New Orleans Nine in the News
Jeff Adelson recently profiled the 2019 New Orleans 9 Endangered Historic Sites for the New Orleans Advocate:
New Orleans’ often-unreliable water infrastructure, an Art Deco landmark that now fronts a junk yard, a closed historic school, a grocery that was a cornerstone of the Treme and 7th Ward communities, and the city’s neighborhood theaters are among the most at-risk historic features in the city, according to the Louisiana Landmarks Society.
The “New Orleans Nine,” a list of nine architectural or historical features put out annually by the society since 2005, aims to call attention to physical aspects of the city that are endangered but can still be saved.
As in the past, this year’s list is a mix of specific buildings chosen for their architectural, historical or cultural significance and broader aspects of the city’s built environment.
Perhaps the most widespread of those elements this year is the society’s frank warning about the state of the Sewerage & Water Board’s infrastructure, something that will likely resonate with residents forced to deal with repeated flooding and boil-water advisories in recent years.
“Recent decades of neglect and political maneuvering, coupled with a lack of investment and prioritization of the infrastructure, have led to precarious storm and drinking water systems,” according to the society. “Repeated episodes of flooding and boil-water advisories threaten our historic structures, resources, culture and tourism dollars.

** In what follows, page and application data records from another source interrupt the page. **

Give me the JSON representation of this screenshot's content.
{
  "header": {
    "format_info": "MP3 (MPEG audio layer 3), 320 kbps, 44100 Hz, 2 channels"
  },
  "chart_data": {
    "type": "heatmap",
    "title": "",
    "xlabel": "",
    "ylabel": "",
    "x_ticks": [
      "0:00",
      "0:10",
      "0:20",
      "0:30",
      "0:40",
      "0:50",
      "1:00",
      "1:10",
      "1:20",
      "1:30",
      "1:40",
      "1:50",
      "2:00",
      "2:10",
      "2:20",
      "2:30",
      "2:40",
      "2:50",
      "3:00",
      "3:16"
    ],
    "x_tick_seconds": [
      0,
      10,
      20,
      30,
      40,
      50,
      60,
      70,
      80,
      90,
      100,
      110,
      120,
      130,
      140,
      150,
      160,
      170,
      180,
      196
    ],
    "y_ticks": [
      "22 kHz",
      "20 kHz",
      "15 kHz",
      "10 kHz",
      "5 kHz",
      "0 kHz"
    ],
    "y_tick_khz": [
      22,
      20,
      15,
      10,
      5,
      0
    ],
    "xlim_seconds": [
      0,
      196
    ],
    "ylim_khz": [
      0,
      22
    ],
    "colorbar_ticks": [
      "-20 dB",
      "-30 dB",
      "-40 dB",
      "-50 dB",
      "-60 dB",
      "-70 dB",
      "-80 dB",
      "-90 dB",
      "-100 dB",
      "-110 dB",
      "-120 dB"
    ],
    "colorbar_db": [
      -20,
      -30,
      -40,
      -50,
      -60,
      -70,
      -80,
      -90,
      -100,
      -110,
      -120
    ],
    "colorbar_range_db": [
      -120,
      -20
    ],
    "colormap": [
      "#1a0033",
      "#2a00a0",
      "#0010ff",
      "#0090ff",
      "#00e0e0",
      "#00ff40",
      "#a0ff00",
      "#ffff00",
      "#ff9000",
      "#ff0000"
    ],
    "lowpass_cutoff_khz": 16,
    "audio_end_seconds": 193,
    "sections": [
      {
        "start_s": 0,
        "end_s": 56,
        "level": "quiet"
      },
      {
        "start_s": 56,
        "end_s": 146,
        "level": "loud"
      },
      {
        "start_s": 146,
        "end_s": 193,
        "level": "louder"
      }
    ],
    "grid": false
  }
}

We are at a critical juncture that requires heavy investment in our infrastructure.”
The S&WB’s inclusion on the list comes as Mayor LaToya Cantrell and the utility’s leadership have raised similar alarms. A deal reached during this year’s legislative session is poised to see the S&WB reap tens of millions in new tax dollars, largely from hotel and short-term rental guests, but officials have warned that much more is needed. Keep reading